The International Transport Workers’ Federation (ITF) has commissioned a study in response to safety concerns raised by unions about the safety of the newly built Panama Canal locks.
According to the ITF, the concerns were prompted by the “Panama Canal Administration’s refusal to engage in dialogue on matters such as training, as well as technical and construction issues”.
The study found that the ‘safety of manoeuvrability’ is compromised because:
- The locks’ dimensions are too small for safe operation (with both gates closed);
- There are no refuge areas for the tugboats inside the locks, leaving no room for failure (human error, miscommunication, broken lines or engine failure);
- The bollard pull is insufficient;
- In terms of manoeuvrability in the locks, the control of the vessel was compromised under the average environmental conditions present in that geographic area (data provided by the contracting party). The main reasons were the low power of the tugboats and the required bollard pull. With milder conditions the exercise was concluded safely.
- The study recommends that a complete risk analysis and special training should be carried out to avoid any accidents that may result in loss of life or pollution.

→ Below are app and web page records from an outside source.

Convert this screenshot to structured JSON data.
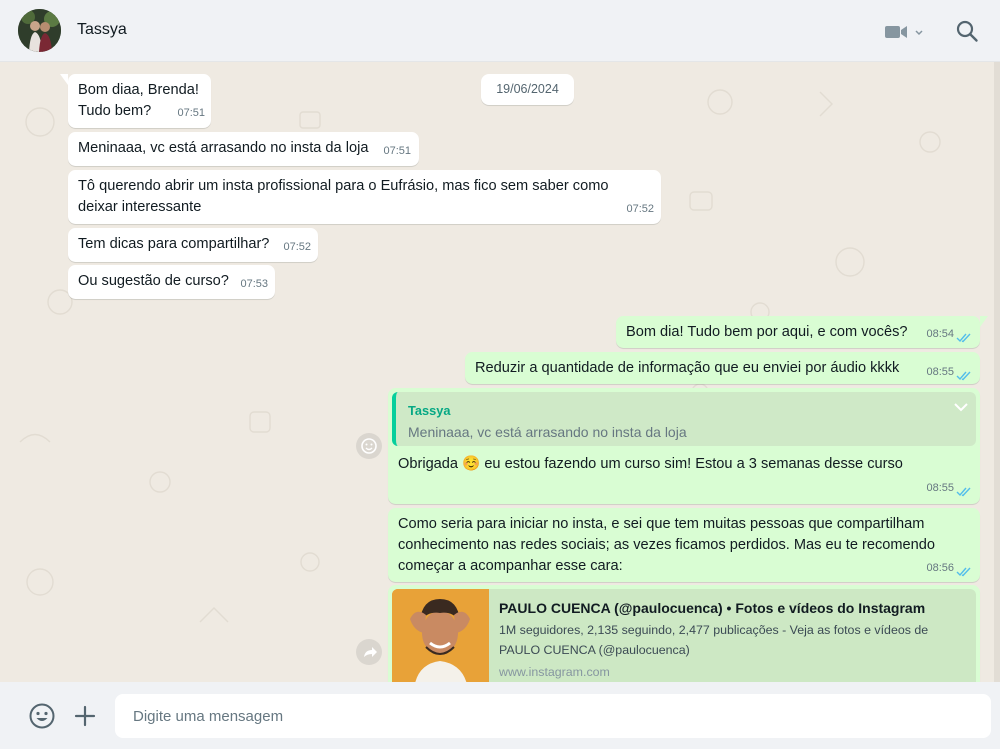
{
  "header": {
    "contact_name": "Tassya"
  },
  "chat": {
    "date_chip": "19/06/2024",
    "incoming": [
      {
        "lines": [
          "Bom diaa, Brenda!",
          "Tudo bem?"
        ],
        "time": "07:51"
      },
      {
        "lines": [
          "Meninaaa, vc está arrasando no insta da loja"
        ],
        "time": "07:51"
      },
      {
        "lines": [
          "Tô querendo abrir um insta profissional para o Eufrásio, mas fico sem saber como",
          "deixar interessante"
        ],
        "time": "07:52"
      },
      {
        "lines": [
          "Tem dicas para compartilhar?"
        ],
        "time": "07:52"
      },
      {
        "lines": [
          "Ou sugestão de curso?"
        ],
        "time": "07:53"
      }
    ],
    "outgoing": [
      {
        "text": "Bom dia! Tudo bem por aqui, e com vocês?",
        "time": "08:54"
      },
      {
        "text": "Reduzir a quantidade de informação que eu enviei por áudio kkkk",
        "time": "08:55"
      },
      {
        "quote_author": "Tassya",
        "quote_text": "Meninaaa, vc está arrasando no insta da loja",
        "text_before_emoji": "Obrigada ",
        "emoji": "☺️",
        "text_after_emoji": " eu estou fazendo um curso sim! Estou a 3 semanas desse curso",
        "time": "08:55"
      },
      {
        "lines": [
          "Como seria para iniciar no insta, e sei que tem muitas pessoas que compartilham",
          "conhecimento nas redes sociais; as vezes ficamos perdidos. Mas eu te recomendo",
          "começar a acompanhar esse cara:"
        ],
        "time": "08:56"
      }
    ],
    "link_preview": {
      "title": "PAULO CUENCA (@paulocuenca) • Fotos e vídeos do Instagram",
      "description": "1M seguidores, 2,135 seguindo, 2,477 publicações - Veja as fotos e vídeos de PAULO CUENCA (@paulocuenca)",
      "domain": "www.instagram.com"
    }
  },
  "footer": {
    "input_placeholder": "Digite uma mensagem"
  },
  "colors": {
    "header_bg": "#f0f2f5",
    "chat_bg": "#efeae2",
    "incoming_bubble": "#ffffff",
    "outgoing_bubble": "#d9fdd3",
    "read_ticks": "#53bdeb",
    "quote_accent": "#06cf9c"
  }
}
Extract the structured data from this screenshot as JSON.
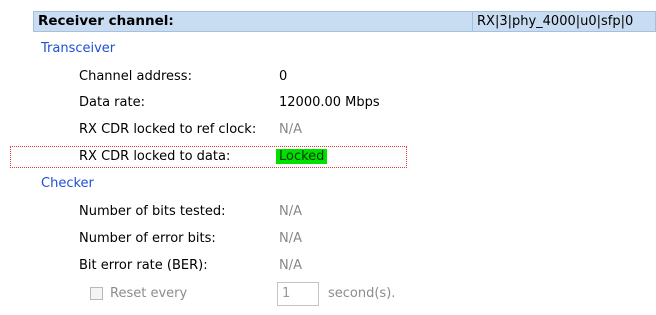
{
  "header": {
    "title": "Receiver channel:",
    "value": "RX|3|phy_4000|u0|sfp|0"
  },
  "transceiver": {
    "section_label": "Transceiver",
    "rows": [
      {
        "label": "Channel address:",
        "value": "0"
      },
      {
        "label": "Data rate:",
        "value": "12000.00 Mbps"
      },
      {
        "label": "RX CDR locked to ref clock:",
        "value": "N/A"
      },
      {
        "label": "RX CDR locked to data:",
        "value": "Locked"
      }
    ]
  },
  "checker": {
    "section_label": "Checker",
    "rows": [
      {
        "label": "Number of bits tested:",
        "value": "N/A"
      },
      {
        "label": "Number of error bits:",
        "value": "N/A"
      },
      {
        "label": "Bit error rate (BER):",
        "value": "N/A"
      }
    ]
  },
  "reset": {
    "label": "Reset every",
    "checked": false,
    "interval_value": "1",
    "unit": "second(s)."
  },
  "colors": {
    "header_bg": "#c9ddf2",
    "section_text": "#1e4fd6",
    "locked_bg": "#00e000",
    "highlight_border": "#e23b3b"
  }
}
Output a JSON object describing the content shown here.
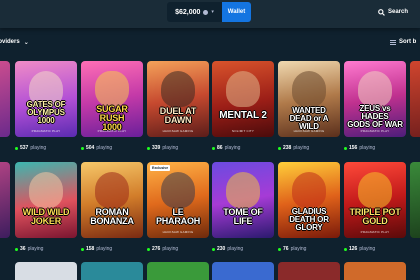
{
  "header": {
    "balance": "$62,000",
    "wallet_label": "Wallet",
    "search_label": "Search"
  },
  "filters": {
    "providers_label": "roviders",
    "sort_label": "Sort b"
  },
  "rows": [
    [
      {
        "title": "",
        "studio": "",
        "players": "",
        "players_suffix": ""
      },
      {
        "title": "GATES OF\nOLYMPUS\n1000",
        "studio": "PRAGMATIC PLAY",
        "players": "537",
        "players_suffix": "playing"
      },
      {
        "title": "SUGAR\nRUSH\n1000",
        "studio": "PRAGMATIC PLAY",
        "players": "504",
        "players_suffix": "playing"
      },
      {
        "title": "DUEL AT\nDAWN",
        "studio": "HACKSAW GAMING",
        "players": "339",
        "players_suffix": "playing"
      },
      {
        "title": "MENTAL 2",
        "studio": "NOLIMIT CITY",
        "players": "86",
        "players_suffix": "playing"
      },
      {
        "title": "WANTED\nDEAD or A WILD",
        "studio": "HACKSAW GAMING",
        "players": "238",
        "players_suffix": "playing"
      },
      {
        "title": "ZEUS vs\nHADES\nGODS OF WAR",
        "studio": "PRAGMATIC PLAY",
        "players": "156",
        "players_suffix": "playing"
      },
      {
        "title": "",
        "studio": "",
        "players": "",
        "players_suffix": ""
      }
    ],
    [
      {
        "title": "",
        "studio": "",
        "players": "",
        "players_suffix": ""
      },
      {
        "title": "WILD WILD\nJOKER",
        "studio": "",
        "players": "36",
        "players_suffix": "playing"
      },
      {
        "title": "ROMAN\nBONANZA",
        "studio": "",
        "players": "158",
        "players_suffix": "playing"
      },
      {
        "title": "LE\nPHARAOH",
        "studio": "HACKSAW GAMING",
        "players": "276",
        "players_suffix": "playing"
      },
      {
        "title": "TOME OF\nLIFE",
        "studio": "",
        "players": "230",
        "players_suffix": "playing"
      },
      {
        "title": "GLADIUS\nDEATH OR GLORY",
        "studio": "",
        "players": "76",
        "players_suffix": "playing"
      },
      {
        "title": "TRIPLE POT\nGOLD",
        "studio": "PRAGMATIC PLAY",
        "players": "126",
        "players_suffix": "playing"
      },
      {
        "title": "",
        "studio": "",
        "players": "",
        "players_suffix": ""
      }
    ]
  ],
  "badges": {
    "exclusive": "Exclusive"
  },
  "colors": {
    "background": "#0f212e",
    "topbar": "#1a2c38",
    "wallet": "#1475e1",
    "online_dot": "#1fff20",
    "muted_text": "#b1bad3"
  }
}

ITF general secretary Steve Cotton said: “We believe that this is an issue where there is common ground with ship-owners, insurers and others in the maritime industry, so we will seek to engage them in the discussions and strategies for improvement in this crucial area and may also consider updating the simulation to cover new manoeuvring alternatives in co-operation with the PCA, as well as other shipping industry representatives.”